According to Spectrum News 1, Nguyen won about 10.09% of the vote, totaling 7,364 votes.
They were endorsed by several organizations, including Massachusetts State Council, Victory Club, Planned Parenthood Advocacy Fund of Massachusetts, and Vote Pro Choice.
Worcester City Councilors Etel Haxhiaj and Thu Nguyen celebrating their Election Day wins in Webster Square today! pic.twitter.com/kLv5WeXP0N— Dan Reidy (@TheDanReidy) November 3, 2021
The political newcomer grew up in a low-income family in Worcester, and they’ve spent their career giving back to the community. Nguyen, a Vietnamese refugee, sought asylum with their family at age one.
They attended Worcester public schools and graduated with a bachelor’s of arts in studio art and sociology from Clark University.
Nguyen created a program that helped students get accepted to Claremont Academy, and co-founded an organization that showed young people how to excel in storytelling through their art.
Over the last 10 years, Nguyen coordinated after-school programs at the Worcester Youth Center to hire people to work for Recreation Worcester at local parks and schools across the city.
Nguyen works at the Southeast Asian Coalition, an organization that supports small businesses, promotes civic engagement, and strengthens communities.
They also helped establish Mutual Aid Worcester, which raised $75,000 to support families in Worcester and started an immigrant and refugee pantry, and hot meals program during the pandemic.
Thu Nguyen celebrates winning an at-large City Council seat in #Worcester. They become Worcester's first Southeast Asian-American and first non-binary member of the council. @telegramdotcom #MApoli pic.twitter.com/3WrKk7w8vJ— Rick Cinclair (@RickCinclair) November 3, 2021
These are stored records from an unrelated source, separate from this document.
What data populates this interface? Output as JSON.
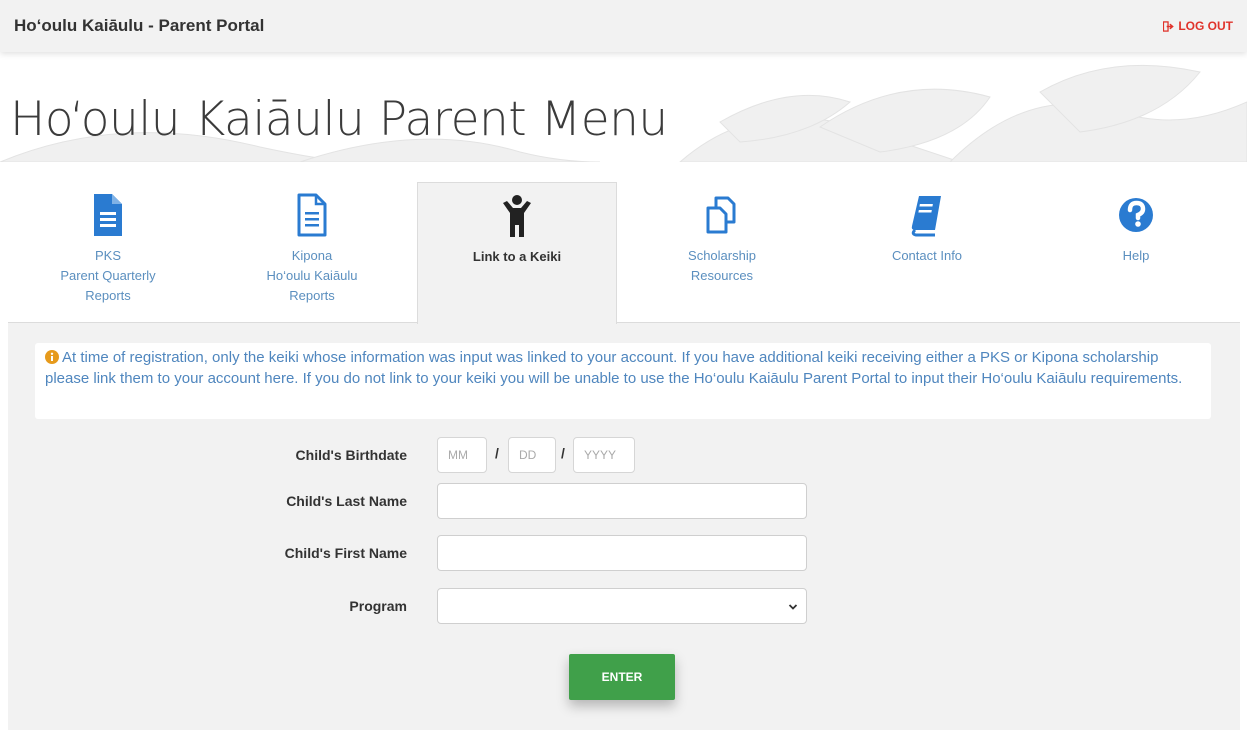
{
  "header": {
    "title": "Ho‘oulu Kaiāulu - Parent Portal",
    "logout_label": "LOG OUT"
  },
  "page": {
    "title": "Ho‘oulu Kaiāulu Parent Menu"
  },
  "tabs": [
    {
      "line1": "PKS",
      "line2": "Parent Quarterly",
      "line3": "Reports",
      "icon": "document-filled-icon"
    },
    {
      "line1": "Kipona",
      "line2": "Ho‘oulu Kaiāulu",
      "line3": "Reports",
      "icon": "document-outline-icon"
    },
    {
      "line1": "Link to a Keiki",
      "icon": "child-icon",
      "active": true
    },
    {
      "line1": "Scholarship",
      "line2": "Resources",
      "icon": "copy-icon"
    },
    {
      "line1": "Contact Info",
      "icon": "book-icon"
    },
    {
      "line1": "Help",
      "icon": "question-circle-icon"
    }
  ],
  "alert": {
    "text": "At time of registration, only the keiki whose information was input was linked to your account. If you have additional keiki receiving either a PKS or Kipona scholarship please link them to your account here. If you do not link to your keiki you will be unable to use the Ho‘oulu Kaiāulu Parent Portal to input their Ho‘oulu Kaiāulu requirements."
  },
  "form": {
    "birthdate_label": "Child's Birthdate",
    "mm_placeholder": "MM",
    "dd_placeholder": "DD",
    "yyyy_placeholder": "YYYY",
    "date_separator": "/",
    "last_name_label": "Child's Last Name",
    "last_name_value": "",
    "first_name_label": "Child's First Name",
    "first_name_value": "",
    "program_label": "Program",
    "program_value": "",
    "submit_label": "ENTER"
  },
  "colors": {
    "accent_blue": "#2a7bd1",
    "logout_red": "#e0332b",
    "enter_green": "#40a04a",
    "link_blue": "#5b8fbf",
    "alert_text": "#4f86be",
    "info_orange": "#e69a1c"
  }
}
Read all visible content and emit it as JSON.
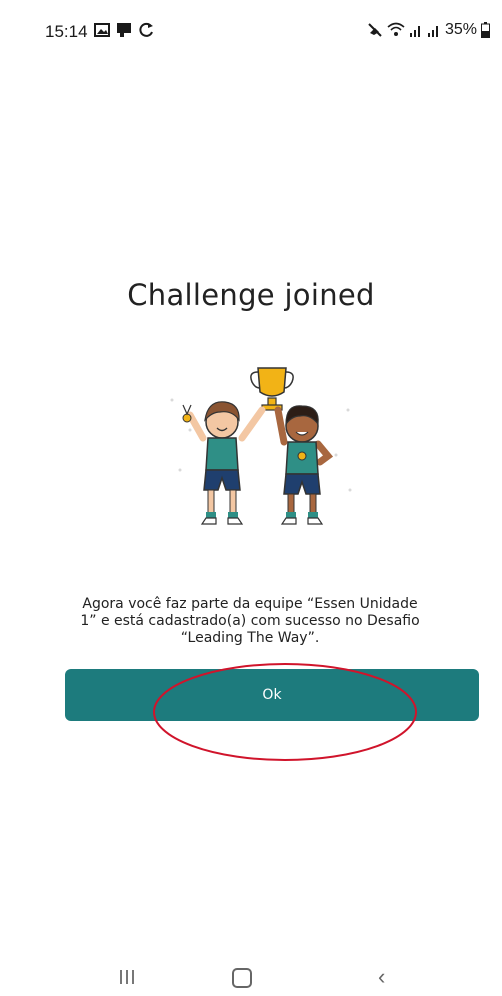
{
  "status_bar": {
    "time": "15:14",
    "left_icons": [
      "gallery-icon",
      "notification-icon",
      "sync-icon"
    ],
    "right_icons": [
      "mute-icon",
      "wifi-icon",
      "signal-icon",
      "signal-icon-2",
      "battery-icon"
    ],
    "battery": "35%"
  },
  "dialog": {
    "title": "Challenge joined",
    "message": "Agora você faz parte da equipe “Essen Unidade 1” e está cadastrado(a) com sucesso no Desafio “Leading The Way”.",
    "ok_label": "Ok"
  },
  "colors": {
    "button": "#1d7b7d",
    "annotation": "#d0142b",
    "trophy": "#f2b316",
    "shirt": "#2f8f86",
    "shorts": "#1f3f6e"
  },
  "nav_bar": {
    "icons": [
      "recents-icon",
      "home-icon",
      "back-icon"
    ]
  }
}
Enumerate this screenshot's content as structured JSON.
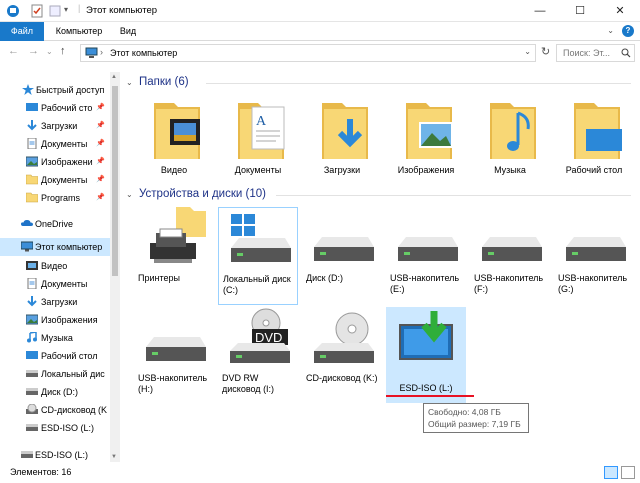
{
  "window": {
    "title": "Этот компьютер",
    "minimize": "—",
    "maximize": "☐",
    "close": "✕"
  },
  "ribbon": {
    "tabs": [
      "Файл",
      "Компьютер",
      "Вид"
    ],
    "expand": "⌄",
    "help": "?"
  },
  "address": {
    "back": "←",
    "forward": "→",
    "recent": "⌄",
    "up": "↑",
    "breadcrumb_sep": "›",
    "location": "Этот компьютер",
    "dropdown": "⌄",
    "refresh": "↻"
  },
  "search": {
    "placeholder": "Поиск: Эт..."
  },
  "sidebar": {
    "items": [
      {
        "label": "Быстрый доступ",
        "icon": "star-icon"
      },
      {
        "label": "Рабочий сто",
        "icon": "desktop-icon",
        "pinned": true
      },
      {
        "label": "Загрузки",
        "icon": "download-icon",
        "pinned": true
      },
      {
        "label": "Документы",
        "icon": "documents-icon",
        "pinned": true
      },
      {
        "label": "Изображени",
        "icon": "pictures-icon",
        "pinned": true
      },
      {
        "label": "Документы",
        "icon": "folder-icon",
        "pinned": true
      },
      {
        "label": "Programs",
        "icon": "folder-icon",
        "pinned": true
      },
      {
        "label": "OneDrive",
        "icon": "cloud-icon"
      },
      {
        "label": "Этот компьютер",
        "icon": "computer-icon",
        "selected": true
      },
      {
        "label": "Видео",
        "icon": "video-icon"
      },
      {
        "label": "Документы",
        "icon": "documents-icon"
      },
      {
        "label": "Загрузки",
        "icon": "download-icon"
      },
      {
        "label": "Изображения",
        "icon": "pictures-icon"
      },
      {
        "label": "Музыка",
        "icon": "music-icon"
      },
      {
        "label": "Рабочий стол",
        "icon": "desktop-icon"
      },
      {
        "label": "Локальный дис",
        "icon": "drive-icon"
      },
      {
        "label": "Диск (D:)",
        "icon": "drive-icon"
      },
      {
        "label": "CD-дисковод (K",
        "icon": "cd-drive-icon"
      },
      {
        "label": "ESD-ISO (L:)",
        "icon": "usb-drive-icon"
      },
      {
        "label": "ESD-ISO (L:)",
        "icon": "usb-drive-icon"
      }
    ],
    "pin_glyph": "📌"
  },
  "groups": {
    "folders": "Папки (6)",
    "devices": "Устройства и диски (10)",
    "chevron": "⌄"
  },
  "folders": [
    {
      "label": "Видео",
      "icon": "video-folder-icon"
    },
    {
      "label": "Документы",
      "icon": "documents-folder-icon"
    },
    {
      "label": "Загрузки",
      "icon": "downloads-folder-icon"
    },
    {
      "label": "Изображения",
      "icon": "pictures-folder-icon"
    },
    {
      "label": "Музыка",
      "icon": "music-folder-icon"
    },
    {
      "label": "Рабочий стол",
      "icon": "desktop-folder-icon"
    }
  ],
  "devices": [
    {
      "label": "Принтеры",
      "icon": "printer-icon"
    },
    {
      "label": "Локальный диск (C:)",
      "icon": "windows-drive-icon"
    },
    {
      "label": "Диск (D:)",
      "icon": "hard-drive-icon"
    },
    {
      "label": "USB-накопитель (E:)",
      "icon": "usb-drive-icon"
    },
    {
      "label": "USB-накопитель (F:)",
      "icon": "usb-drive-icon"
    },
    {
      "label": "USB-накопитель (G:)",
      "icon": "usb-drive-icon"
    },
    {
      "label": "USB-накопитель (H:)",
      "icon": "usb-drive-icon"
    },
    {
      "label": "DVD RW дисковод (I:)",
      "icon": "dvd-drive-icon"
    },
    {
      "label": "CD-дисковод (K:)",
      "icon": "cd-drive-icon"
    },
    {
      "label": "ESD-ISO (L:)",
      "icon": "esd-iso-icon",
      "selected": true
    }
  ],
  "dvd_badge": "DVD",
  "tooltip": {
    "free": "Свободно: 4,08 ГБ",
    "total": "Общий размер: 7,19 ГБ"
  },
  "status": {
    "count": "Элементов: 16"
  },
  "colors": {
    "accent": "#1979ca",
    "folder": "#f8d775",
    "selection": "#cce8ff",
    "header": "#1e3287",
    "underline": "#e81123"
  }
}
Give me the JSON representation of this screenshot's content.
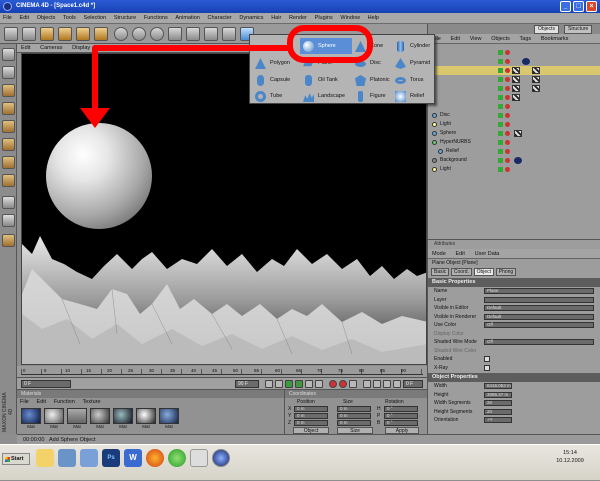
{
  "window": {
    "title": "CINEMA 4D - [Space1.c4d *]",
    "minimize": "_",
    "maximize": "□",
    "close": "×"
  },
  "menubar": [
    "File",
    "Edit",
    "Objects",
    "Tools",
    "Selection",
    "Structure",
    "Functions",
    "Animation",
    "Character",
    "Dynamics",
    "Hair",
    "Render",
    "Plugins",
    "Window",
    "Help"
  ],
  "viewport_menu": [
    "Edit",
    "Cameras",
    "Display",
    "Filter",
    "View"
  ],
  "object_manager": {
    "tabs": [
      "Objects",
      "Structure"
    ],
    "menu": [
      "File",
      "Edit",
      "View",
      "Objects",
      "Tags",
      "Bookmarks"
    ],
    "objects": [
      "Disc",
      "Light",
      "Sphere",
      "HyperNURBS",
      "Relief",
      "Background",
      "Light"
    ]
  },
  "primitive_menu": {
    "items": [
      {
        "label": "Sphere",
        "icon": "sphere-icon"
      },
      {
        "label": "Cone",
        "icon": "cone-icon"
      },
      {
        "label": "Cylinder",
        "icon": "cylinder-icon"
      },
      {
        "label": "Polygon",
        "icon": "polygon-icon"
      },
      {
        "label": "Plane",
        "icon": "plane-icon"
      },
      {
        "label": "Disc",
        "icon": "disc-icon"
      },
      {
        "label": "Pyramid",
        "icon": "pyramid-icon"
      },
      {
        "label": "Capsule",
        "icon": "capsule-icon"
      },
      {
        "label": "Oil Tank",
        "icon": "oiltank-icon"
      },
      {
        "label": "Platonic",
        "icon": "platonic-icon"
      },
      {
        "label": "Torus",
        "icon": "torus-icon"
      },
      {
        "label": "Tube",
        "icon": "tube-icon"
      },
      {
        "label": "Landscape",
        "icon": "landscape-icon"
      },
      {
        "label": "Figure",
        "icon": "figure-icon"
      },
      {
        "label": "Relief",
        "icon": "relief-icon"
      }
    ],
    "selected": "Sphere"
  },
  "attributes": {
    "header": "Attributes",
    "menu": [
      "Mode",
      "Edit",
      "User Data"
    ],
    "object_title": "Plane Object [Plane]",
    "tabs": [
      "Basic",
      "Coord.",
      "Object",
      "Phong"
    ],
    "active_tab": "Object",
    "basic_section": "Basic Properties",
    "basic_props": [
      {
        "label": "Name",
        "value": "Plane"
      },
      {
        "label": "Layer",
        "value": ""
      },
      {
        "label": "Visible in Editor",
        "value": "Default"
      },
      {
        "label": "Visible in Renderer",
        "value": "Default"
      },
      {
        "label": "Use Color",
        "value": "Off"
      },
      {
        "label": "Display Color",
        "value": ""
      },
      {
        "label": "Shaded Wire Mode",
        "value": "Off"
      },
      {
        "label": "Shaded Wire Color",
        "value": ""
      },
      {
        "label": "Enabled",
        "value": ""
      },
      {
        "label": "X-Ray",
        "value": ""
      }
    ],
    "object_section": "Object Properties",
    "object_props": [
      {
        "label": "Width",
        "value": "8416.053 m"
      },
      {
        "label": "Height",
        "value": "3085.37 m"
      },
      {
        "label": "Width Segments",
        "value": "20"
      },
      {
        "label": "Height Segments",
        "value": "20"
      },
      {
        "label": "Orientation",
        "value": "+Y"
      }
    ]
  },
  "timeline": {
    "ticks": [
      "0",
      "5",
      "10",
      "15",
      "20",
      "25",
      "30",
      "35",
      "40",
      "45",
      "50",
      "55",
      "60",
      "65",
      "70",
      "75",
      "80",
      "85",
      "90"
    ],
    "start_field": "0 F",
    "end_field": "90 F",
    "current_frame": "0 F"
  },
  "materials": {
    "header": "Materials",
    "menu": [
      "File",
      "Edit",
      "Function",
      "Texture"
    ],
    "items": [
      "Mat",
      "Mat",
      "Mat",
      "Mat",
      "Mat",
      "Mat",
      "Mat"
    ]
  },
  "coordinates": {
    "header": "Coordinates",
    "columns": [
      "Position",
      "Size",
      "Rotation"
    ],
    "axes": [
      "X",
      "Y",
      "Z"
    ],
    "rot_axes": [
      "H",
      "P",
      "B"
    ],
    "pos": [
      "0 m",
      "0 m",
      "0 m"
    ],
    "size": [
      "0 m",
      "0 m",
      "0 m"
    ],
    "rot": [
      "0 °",
      "0 °",
      "0 °"
    ],
    "dropdown1": "Object",
    "dropdown2": "Size",
    "apply": "Apply"
  },
  "status": {
    "time": "00:00:00",
    "message": "Add Sphere Object"
  },
  "taskbar": {
    "start": "Start",
    "clock_time": "15:14",
    "clock_date": "10.12.2009"
  },
  "colors": {
    "annotation": "#ff0000",
    "title_blue": "#2a5bd4",
    "viewport_bg": "#000000"
  }
}
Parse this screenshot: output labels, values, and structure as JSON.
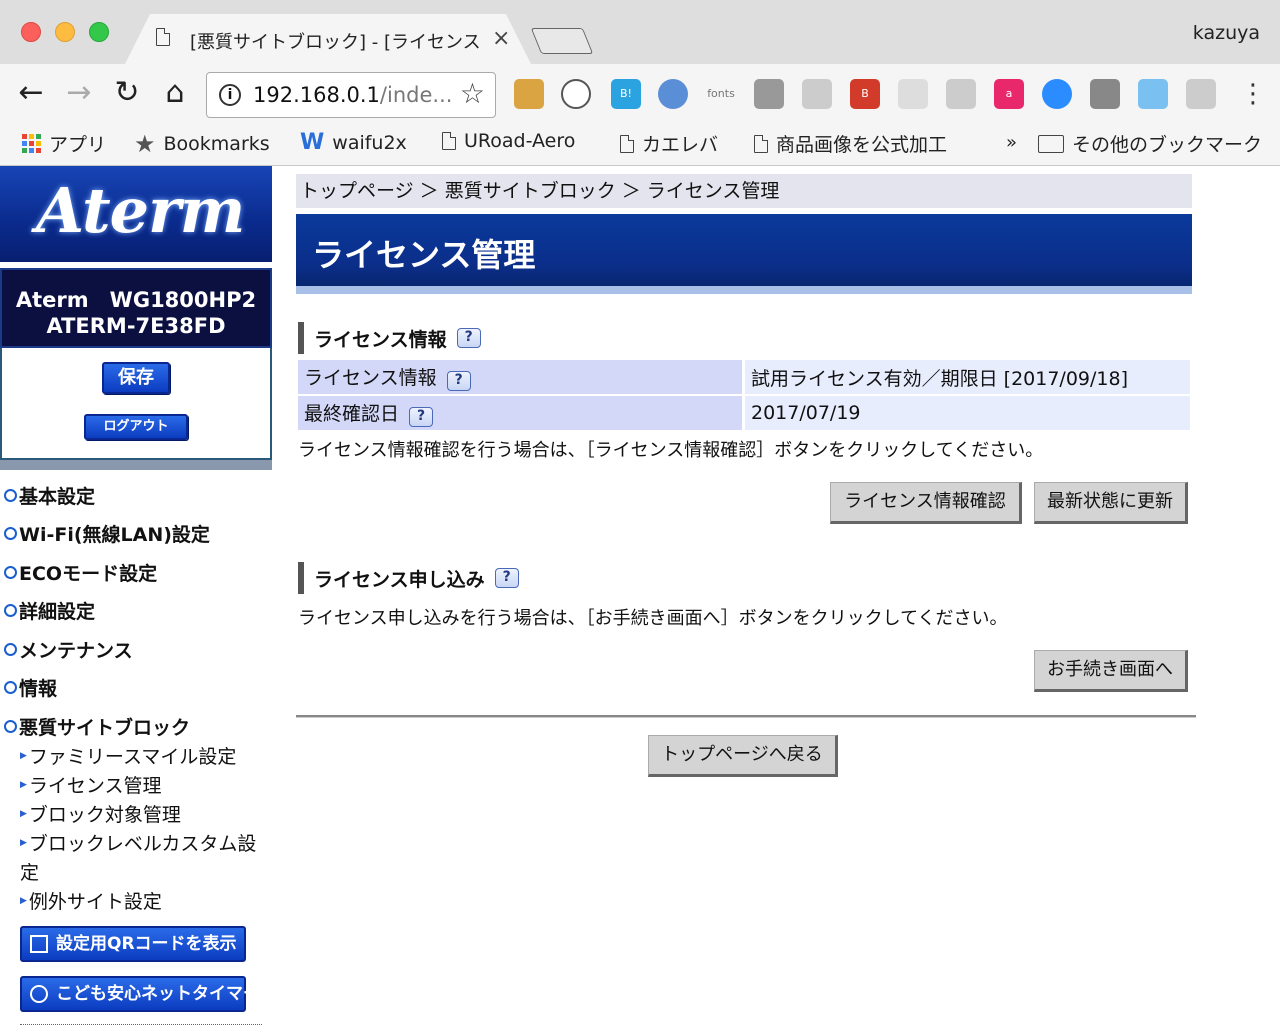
{
  "browser": {
    "tab_title": "[悪質サイトブロック] - [ライセンス",
    "profile_name": "kazuya",
    "url_host": "192.168.0.1",
    "url_rest": "/inde...",
    "ext_fonts_label": "fonts",
    "bookmarks": {
      "apps": "アプリ",
      "bookmarks": "Bookmarks",
      "waifu": "waifu2x",
      "uroad": "URoad-Aero",
      "kaereba": "カエレバ",
      "shohin": "商品画像を公式加工",
      "more": "»",
      "other": "その他のブックマーク"
    }
  },
  "sidebar": {
    "logo": "Aterm",
    "model_line1": "Aterm　WG1800HP2",
    "model_line2": "ATERM-7E38FD",
    "save": "保存",
    "logout": "ログアウト",
    "menu": {
      "basic": "基本設定",
      "wifi": "Wi-Fi(無線LAN)設定",
      "eco": "ECOモード設定",
      "detail": "詳細設定",
      "maint": "メンテナンス",
      "info": "情報",
      "malicious": "悪質サイトブロック"
    },
    "sub": {
      "family": "ファミリースマイル設定",
      "license": "ライセンス管理",
      "block_target": "ブロック対象管理",
      "block_level": "ブロックレベルカスタム設定",
      "exception": "例外サイト設定"
    },
    "qr_button": "設定用QRコードを表示",
    "timer_button": "こども安心ネットタイマー"
  },
  "main": {
    "breadcrumb": "トップページ ＞ 悪質サイトブロック ＞ ライセンス管理",
    "title": "ライセンス管理",
    "section1": "ライセンス情報",
    "table": {
      "row1_label": "ライセンス情報",
      "row1_value": "試用ライセンス有効／期限日 [2017/09/18]",
      "row2_label": "最終確認日",
      "row2_value": "2017/07/19"
    },
    "text1": "ライセンス情報確認を行う場合は、［ライセンス情報確認］ボタンをクリックしてください。",
    "btn_check": "ライセンス情報確認",
    "btn_refresh": "最新状態に更新",
    "section2": "ライセンス申し込み",
    "text2": "ライセンス申し込みを行う場合は、［お手続き画面へ］ボタンをクリックしてください。",
    "btn_procedure": "お手続き画面へ",
    "btn_top": "トップページへ戻る",
    "help": "?"
  }
}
Nguyen told Telegram that their grassroots campaign was “for the people, by the people” and stressed the importance of inclusivity and ownership. They said their work as a community organizer helped them succeed, only strengthening their existing relationships within the community.
"I was a familiar face already," Nguyen said. "The trust was already built."
Currently, there are only nine openly non-binary elected officials in the entire country.
Mayor Annise Parker, President & CEO of LGBTQ Victory Fund, said that Nguyen has shattered a “rainbow ceiling.”
“Their victory proves voters look beyond gender identity and will elect leaders with the qualifications and drive to improve people’s lives. Thu’s experiences – as a person of color, non-binary person and refugee – will bring a more unique and critical perspective to the city council and it will lead to more inclusive legislation,” Parker said in a statement.